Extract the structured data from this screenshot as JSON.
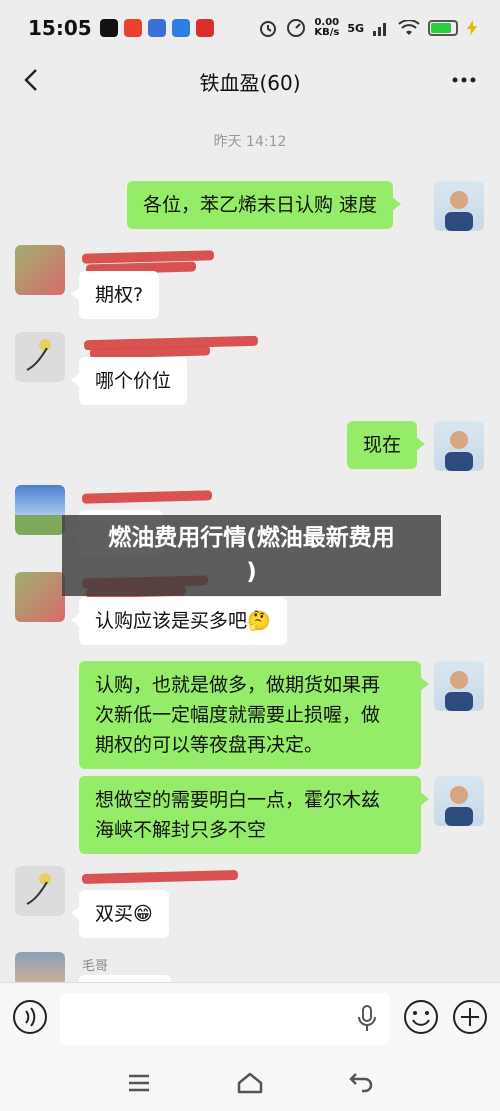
{
  "status_bar": {
    "time": "15:05",
    "net_speed_value": "0.00",
    "net_speed_unit": "KB/s",
    "signal_label": "5G",
    "battery_level": 0.85
  },
  "header": {
    "title": "铁血盈(60)"
  },
  "chat": {
    "timestamp": "昨天 14:12",
    "messages": [
      {
        "text": "各位，苯乙烯末日认购 速度"
      },
      {
        "text": "期权?"
      },
      {
        "text": "哪个价位"
      },
      {
        "text": "现在"
      },
      {
        "text": "认购应该是买多吧🤔"
      },
      {
        "line1": "认购，也就是做多，做期货如果再",
        "line2": "次新低一定幅度就需要止损喔，做",
        "line3": "期权的可以等夜盘再决定。"
      },
      {
        "line1": "想做空的需要明白一点，霍尔木兹",
        "line2": "海峡不解封只多不空"
      },
      {
        "text": "双买😁"
      }
    ],
    "last_sender": "毛哥"
  },
  "overlay": {
    "line1": "燃油费用行情(燃油最新费用",
    "line2": ")"
  },
  "input_bar": {
    "value": ""
  },
  "colors": {
    "chat_bg": "#ededed",
    "own_bubble": "#95ec69",
    "other_bubble": "#ffffff",
    "redaction": "#d84a4a"
  }
}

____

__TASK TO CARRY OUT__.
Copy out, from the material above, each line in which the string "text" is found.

__RESPONSE TO THE TASK__.
        "text": "各位，苯乙烯末日认购 速度"
        "text": "期权?"
        "text": "哪个价位"
        "text": "现在"
        "text": "认购应该是买多吧🤔"
        "text": "双买😁"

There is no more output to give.